■ **Task to carry out**:
All of the data that follows needs to be printed again, exactly as it reads.

━━━━

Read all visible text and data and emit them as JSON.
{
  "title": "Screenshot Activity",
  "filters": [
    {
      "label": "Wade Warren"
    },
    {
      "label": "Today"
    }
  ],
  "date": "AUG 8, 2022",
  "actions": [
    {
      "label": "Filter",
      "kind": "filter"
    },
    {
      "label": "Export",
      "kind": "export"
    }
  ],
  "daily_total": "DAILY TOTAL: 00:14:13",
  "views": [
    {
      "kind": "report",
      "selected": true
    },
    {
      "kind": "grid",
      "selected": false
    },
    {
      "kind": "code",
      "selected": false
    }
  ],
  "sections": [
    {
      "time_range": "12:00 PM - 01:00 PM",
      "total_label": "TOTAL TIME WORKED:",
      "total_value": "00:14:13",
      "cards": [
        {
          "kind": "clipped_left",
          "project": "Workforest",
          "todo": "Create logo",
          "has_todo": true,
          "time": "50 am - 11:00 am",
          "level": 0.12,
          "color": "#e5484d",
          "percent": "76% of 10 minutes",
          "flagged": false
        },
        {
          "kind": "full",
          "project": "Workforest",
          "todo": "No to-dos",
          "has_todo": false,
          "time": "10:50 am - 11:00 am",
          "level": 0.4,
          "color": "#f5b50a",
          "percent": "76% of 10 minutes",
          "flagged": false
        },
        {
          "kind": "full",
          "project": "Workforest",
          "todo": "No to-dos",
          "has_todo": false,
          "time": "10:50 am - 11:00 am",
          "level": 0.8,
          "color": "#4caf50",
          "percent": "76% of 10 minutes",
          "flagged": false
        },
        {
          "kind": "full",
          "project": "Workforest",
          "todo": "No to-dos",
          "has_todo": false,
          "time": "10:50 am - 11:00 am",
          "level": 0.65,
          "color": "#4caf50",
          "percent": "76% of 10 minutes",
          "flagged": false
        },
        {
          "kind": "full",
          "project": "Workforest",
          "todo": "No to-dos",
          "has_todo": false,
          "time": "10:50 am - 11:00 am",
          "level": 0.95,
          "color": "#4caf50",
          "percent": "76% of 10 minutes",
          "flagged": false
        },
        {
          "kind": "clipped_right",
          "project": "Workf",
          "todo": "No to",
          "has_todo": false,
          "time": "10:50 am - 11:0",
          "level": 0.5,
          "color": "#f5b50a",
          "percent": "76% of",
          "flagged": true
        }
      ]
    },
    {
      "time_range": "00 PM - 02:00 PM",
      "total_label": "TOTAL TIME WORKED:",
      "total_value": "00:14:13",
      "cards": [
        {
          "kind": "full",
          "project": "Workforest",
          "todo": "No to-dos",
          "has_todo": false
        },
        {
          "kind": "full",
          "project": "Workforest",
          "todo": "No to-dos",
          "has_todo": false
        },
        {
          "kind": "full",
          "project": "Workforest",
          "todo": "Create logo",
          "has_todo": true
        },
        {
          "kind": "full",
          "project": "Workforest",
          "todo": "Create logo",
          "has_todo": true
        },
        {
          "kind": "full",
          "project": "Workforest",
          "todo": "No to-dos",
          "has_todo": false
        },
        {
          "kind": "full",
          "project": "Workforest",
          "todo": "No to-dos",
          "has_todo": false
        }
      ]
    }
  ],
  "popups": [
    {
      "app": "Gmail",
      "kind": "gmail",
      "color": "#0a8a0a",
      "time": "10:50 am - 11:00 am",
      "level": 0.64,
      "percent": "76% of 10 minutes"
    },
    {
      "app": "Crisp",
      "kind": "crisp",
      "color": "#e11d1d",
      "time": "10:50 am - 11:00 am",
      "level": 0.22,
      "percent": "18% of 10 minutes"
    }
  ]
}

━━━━

■ **Completed exercise**:
Read all visible text and data and emit them as JSON.
{
  "title": "Screenshot Activity",
  "filters": [
    {
      "label": "Wade Warren"
    },
    {
      "label": "Today"
    }
  ],
  "date": "AUG 8, 2022",
  "actions": [
    {
      "label": "Filter",
      "kind": "filter"
    },
    {
      "label": "Export",
      "kind": "export"
    }
  ],
  "daily_total": "DAILY TOTAL: 00:14:13",
  "views": [
    {
      "kind": "report",
      "selected": true
    },
    {
      "kind": "grid",
      "selected": false
    },
    {
      "kind": "code",
      "selected": false
    }
  ],
  "sections": [
    {
      "time_range": "12:00 PM - 01:00 PM",
      "total_label": "TOTAL TIME WORKED:",
      "total_value": "00:14:13",
      "cards": [
        {
          "kind": "clipped_left",
          "project": "Workforest",
          "todo": "Create logo",
          "has_todo": true,
          "time": "50 am - 11:00 am",
          "level": 0.12,
          "color": "#e5484d",
          "percent": "76% of 10 minutes",
          "flagged": false
        },
        {
          "kind": "full",
          "project": "Workforest",
          "todo": "No to-dos",
          "has_todo": false,
          "time": "10:50 am - 11:00 am",
          "level": 0.4,
          "color": "#f5b50a",
          "percent": "76% of 10 minutes",
          "flagged": false
        },
        {
          "kind": "full",
          "project": "Workforest",
          "todo": "No to-dos",
          "has_todo": false,
          "time": "10:50 am - 11:00 am",
          "level": 0.8,
          "color": "#4caf50",
          "percent": "76% of 10 minutes",
          "flagged": false
        },
        {
          "kind": "full",
          "project": "Workforest",
          "todo": "No to-dos",
          "has_todo": false,
          "time": "10:50 am - 11:00 am",
          "level": 0.65,
          "color": "#4caf50",
          "percent": "76% of 10 minutes",
          "flagged": false
        },
        {
          "kind": "full",
          "project": "Workforest",
          "todo": "No to-dos",
          "has_todo": false,
          "time": "10:50 am - 11:00 am",
          "level": 0.95,
          "color": "#4caf50",
          "percent": "76% of 10 minutes",
          "flagged": false
        },
        {
          "kind": "clipped_right",
          "project": "Workf",
          "todo": "No to",
          "has_todo": false,
          "time": "10:50 am - 11:0",
          "level": 0.5,
          "color": "#f5b50a",
          "percent": "76% of",
          "flagged": true
        }
      ]
    },
    {
      "time_range": "00 PM - 02:00 PM",
      "total_label": "TOTAL TIME WORKED:",
      "total_value": "00:14:13",
      "cards": [
        {
          "kind": "full",
          "project": "Workforest",
          "todo": "No to-dos",
          "has_todo": false
        },
        {
          "kind": "full",
          "project": "Workforest",
          "todo": "No to-dos",
          "has_todo": false
        },
        {
          "kind": "full",
          "project": "Workforest",
          "todo": "Create logo",
          "has_todo": true
        },
        {
          "kind": "full",
          "project": "Workforest",
          "todo": "Create logo",
          "has_todo": true
        },
        {
          "kind": "full",
          "project": "Workforest",
          "todo": "No to-dos",
          "has_todo": false
        },
        {
          "kind": "full",
          "project": "Workforest",
          "todo": "No to-dos",
          "has_todo": false
        }
      ]
    }
  ],
  "popups": [
    {
      "app": "Gmail",
      "kind": "gmail",
      "color": "#0a8a0a",
      "time": "10:50 am - 11:00 am",
      "level": 0.64,
      "percent": "76% of 10 minutes"
    },
    {
      "app": "Crisp",
      "kind": "crisp",
      "color": "#e11d1d",
      "time": "10:50 am - 11:00 am",
      "level": 0.22,
      "percent": "18% of 10 minutes"
    }
  ]
}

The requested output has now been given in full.